*** Records
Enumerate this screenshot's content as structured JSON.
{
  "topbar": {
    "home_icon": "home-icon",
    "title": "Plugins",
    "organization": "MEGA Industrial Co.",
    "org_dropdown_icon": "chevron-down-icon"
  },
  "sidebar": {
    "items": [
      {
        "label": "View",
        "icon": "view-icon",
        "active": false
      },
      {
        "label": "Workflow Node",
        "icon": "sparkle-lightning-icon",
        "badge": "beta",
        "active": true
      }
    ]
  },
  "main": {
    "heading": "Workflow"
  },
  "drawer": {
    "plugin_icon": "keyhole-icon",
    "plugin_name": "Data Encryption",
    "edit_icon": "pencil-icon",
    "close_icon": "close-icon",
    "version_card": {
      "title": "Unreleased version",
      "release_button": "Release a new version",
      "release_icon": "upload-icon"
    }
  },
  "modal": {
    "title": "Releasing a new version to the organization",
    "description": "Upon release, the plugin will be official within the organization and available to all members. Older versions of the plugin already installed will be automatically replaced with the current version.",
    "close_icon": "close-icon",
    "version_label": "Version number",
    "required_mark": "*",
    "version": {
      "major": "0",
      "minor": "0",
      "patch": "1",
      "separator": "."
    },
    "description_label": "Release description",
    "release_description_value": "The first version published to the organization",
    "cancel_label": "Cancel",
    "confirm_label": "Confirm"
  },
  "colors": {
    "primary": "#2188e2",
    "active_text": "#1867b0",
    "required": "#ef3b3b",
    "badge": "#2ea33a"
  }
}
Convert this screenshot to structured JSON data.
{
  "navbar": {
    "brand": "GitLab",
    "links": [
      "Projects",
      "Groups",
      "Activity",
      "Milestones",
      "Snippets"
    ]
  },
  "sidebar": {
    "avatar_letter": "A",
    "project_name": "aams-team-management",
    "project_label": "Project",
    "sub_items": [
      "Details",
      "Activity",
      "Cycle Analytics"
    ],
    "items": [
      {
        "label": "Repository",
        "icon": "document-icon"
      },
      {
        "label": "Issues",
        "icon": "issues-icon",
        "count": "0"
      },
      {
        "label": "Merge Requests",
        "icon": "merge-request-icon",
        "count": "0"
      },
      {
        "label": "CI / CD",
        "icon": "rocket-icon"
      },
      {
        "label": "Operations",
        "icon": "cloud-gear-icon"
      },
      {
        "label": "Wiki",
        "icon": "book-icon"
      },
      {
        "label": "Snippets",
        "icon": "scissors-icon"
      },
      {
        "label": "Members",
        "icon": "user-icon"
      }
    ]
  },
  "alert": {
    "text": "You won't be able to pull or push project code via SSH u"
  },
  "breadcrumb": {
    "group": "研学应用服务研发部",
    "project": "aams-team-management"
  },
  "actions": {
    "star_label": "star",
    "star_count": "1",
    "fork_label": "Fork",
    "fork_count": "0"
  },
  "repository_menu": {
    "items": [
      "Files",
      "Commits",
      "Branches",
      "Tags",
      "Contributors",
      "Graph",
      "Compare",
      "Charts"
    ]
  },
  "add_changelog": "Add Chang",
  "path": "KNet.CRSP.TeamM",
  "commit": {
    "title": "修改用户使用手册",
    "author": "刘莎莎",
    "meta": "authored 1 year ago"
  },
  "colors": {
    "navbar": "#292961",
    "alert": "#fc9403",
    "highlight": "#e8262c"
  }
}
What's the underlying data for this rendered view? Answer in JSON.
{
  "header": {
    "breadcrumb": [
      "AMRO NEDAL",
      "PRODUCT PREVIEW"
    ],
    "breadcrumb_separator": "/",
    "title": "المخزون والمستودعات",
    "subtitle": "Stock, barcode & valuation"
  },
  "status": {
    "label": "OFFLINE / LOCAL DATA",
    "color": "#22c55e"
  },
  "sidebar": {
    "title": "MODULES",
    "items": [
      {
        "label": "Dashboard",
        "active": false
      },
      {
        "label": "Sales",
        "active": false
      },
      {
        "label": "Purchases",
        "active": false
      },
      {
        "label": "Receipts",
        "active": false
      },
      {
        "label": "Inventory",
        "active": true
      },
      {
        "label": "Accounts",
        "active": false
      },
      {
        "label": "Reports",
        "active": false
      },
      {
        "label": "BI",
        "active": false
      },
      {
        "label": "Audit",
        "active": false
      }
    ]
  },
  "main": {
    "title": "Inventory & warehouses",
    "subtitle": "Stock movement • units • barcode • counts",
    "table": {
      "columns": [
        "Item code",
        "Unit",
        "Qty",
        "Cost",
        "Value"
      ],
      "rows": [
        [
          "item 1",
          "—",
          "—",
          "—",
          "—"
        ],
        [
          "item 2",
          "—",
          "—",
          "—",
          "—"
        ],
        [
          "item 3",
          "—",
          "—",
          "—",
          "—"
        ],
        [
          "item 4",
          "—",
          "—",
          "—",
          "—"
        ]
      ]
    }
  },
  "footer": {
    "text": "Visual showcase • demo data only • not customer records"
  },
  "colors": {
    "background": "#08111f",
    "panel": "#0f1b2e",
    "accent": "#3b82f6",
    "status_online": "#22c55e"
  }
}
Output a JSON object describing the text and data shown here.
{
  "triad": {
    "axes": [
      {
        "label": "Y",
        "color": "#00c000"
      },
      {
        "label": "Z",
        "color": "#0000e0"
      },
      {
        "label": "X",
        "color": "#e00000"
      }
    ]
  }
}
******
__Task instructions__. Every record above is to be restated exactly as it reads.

__Exercise answer__.
Enumerate this screenshot's content as structured JSON.
{
  "topbar": {
    "home_icon": "home-icon",
    "title": "Plugins",
    "organization": "MEGA Industrial Co.",
    "org_dropdown_icon": "chevron-down-icon"
  },
  "sidebar": {
    "items": [
      {
        "label": "View",
        "icon": "view-icon",
        "active": false
      },
      {
        "label": "Workflow Node",
        "icon": "sparkle-lightning-icon",
        "badge": "beta",
        "active": true
      }
    ]
  },
  "main": {
    "heading": "Workflow"
  },
  "drawer": {
    "plugin_icon": "keyhole-icon",
    "plugin_name": "Data Encryption",
    "edit_icon": "pencil-icon",
    "close_icon": "close-icon",
    "version_card": {
      "title": "Unreleased version",
      "release_button": "Release a new version",
      "release_icon": "upload-icon"
    }
  },
  "modal": {
    "title": "Releasing a new version to the organization",
    "description": "Upon release, the plugin will be official within the organization and available to all members. Older versions of the plugin already installed will be automatically replaced with the current version.",
    "close_icon": "close-icon",
    "version_label": "Version number",
    "required_mark": "*",
    "version": {
      "major": "0",
      "minor": "0",
      "patch": "1",
      "separator": "."
    },
    "description_label": "Release description",
    "release_description_value": "The first version published to the organization",
    "cancel_label": "Cancel",
    "confirm_label": "Confirm"
  },
  "colors": {
    "primary": "#2188e2",
    "active_text": "#1867b0",
    "required": "#ef3b3b",
    "badge": "#2ea33a"
  }
}
Convert this screenshot to structured JSON data.
{
  "navbar": {
    "brand": "GitLab",
    "links": [
      "Projects",
      "Groups",
      "Activity",
      "Milestones",
      "Snippets"
    ]
  },
  "sidebar": {
    "avatar_letter": "A",
    "project_name": "aams-team-management",
    "project_label": "Project",
    "sub_items": [
      "Details",
      "Activity",
      "Cycle Analytics"
    ],
    "items": [
      {
        "label": "Repository",
        "icon": "document-icon"
      },
      {
        "label": "Issues",
        "icon": "issues-icon",
        "count": "0"
      },
      {
        "label": "Merge Requests",
        "icon": "merge-request-icon",
        "count": "0"
      },
      {
        "label": "CI / CD",
        "icon": "rocket-icon"
      },
      {
        "label": "Operations",
        "icon": "cloud-gear-icon"
      },
      {
        "label": "Wiki",
        "icon": "book-icon"
      },
      {
        "label": "Snippets",
        "icon": "scissors-icon"
      },
      {
        "label": "Members",
        "icon": "user-icon"
      }
    ]
  },
  "alert": {
    "text": "You won't be able to pull or push project code via SSH u"
  },
  "breadcrumb": {
    "group": "研学应用服务研发部",
    "project": "aams-team-management"
  },
  "actions": {
    "star_label": "star",
    "star_count": "1",
    "fork_label": "Fork",
    "fork_count": "0"
  },
  "repository_menu": {
    "items": [
      "Files",
      "Commits",
      "Branches",
      "Tags",
      "Contributors",
      "Graph",
      "Compare",
      "Charts"
    ]
  },
  "add_changelog": "Add Chang",
  "path": "KNet.CRSP.TeamM",
  "commit": {
    "title": "修改用户使用手册",
    "author": "刘莎莎",
    "meta": "authored 1 year ago"
  },
  "colors": {
    "navbar": "#292961",
    "alert": "#fc9403",
    "highlight": "#e8262c"
  }
}
What's the underlying data for this rendered view? Answer in JSON.
{
  "header": {
    "breadcrumb": [
      "AMRO NEDAL",
      "PRODUCT PREVIEW"
    ],
    "breadcrumb_separator": "/",
    "title": "المخزون والمستودعات",
    "subtitle": "Stock, barcode & valuation"
  },
  "status": {
    "label": "OFFLINE / LOCAL DATA",
    "color": "#22c55e"
  },
  "sidebar": {
    "title": "MODULES",
    "items": [
      {
        "label": "Dashboard",
        "active": false
      },
      {
        "label": "Sales",
        "active": false
      },
      {
        "label": "Purchases",
        "active": false
      },
      {
        "label": "Receipts",
        "active": false
      },
      {
        "label": "Inventory",
        "active": true
      },
      {
        "label": "Accounts",
        "active": false
      },
      {
        "label": "Reports",
        "active": false
      },
      {
        "label": "BI",
        "active": false
      },
      {
        "label": "Audit",
        "active": false
      }
    ]
  },
  "main": {
    "title": "Inventory & warehouses",
    "subtitle": "Stock movement • units • barcode • counts",
    "table": {
      "columns": [
        "Item code",
        "Unit",
        "Qty",
        "Cost",
        "Value"
      ],
      "rows": [
        [
          "item 1",
          "—",
          "—",
          "—",
          "—"
        ],
        [
          "item 2",
          "—",
          "—",
          "—",
          "—"
        ],
        [
          "item 3",
          "—",
          "—",
          "—",
          "—"
        ],
        [
          "item 4",
          "—",
          "—",
          "—",
          "—"
        ]
      ]
    }
  },
  "footer": {
    "text": "Visual showcase • demo data only • not customer records"
  },
  "colors": {
    "background": "#08111f",
    "panel": "#0f1b2e",
    "accent": "#3b82f6",
    "status_online": "#22c55e"
  }
}
Output a JSON object describing the text and data shown here.
{
  "triad": {
    "axes": [
      {
        "label": "Y",
        "color": "#00c000"
      },
      {
        "label": "Z",
        "color": "#0000e0"
      },
      {
        "label": "X",
        "color": "#e00000"
      }
    ]
  }
}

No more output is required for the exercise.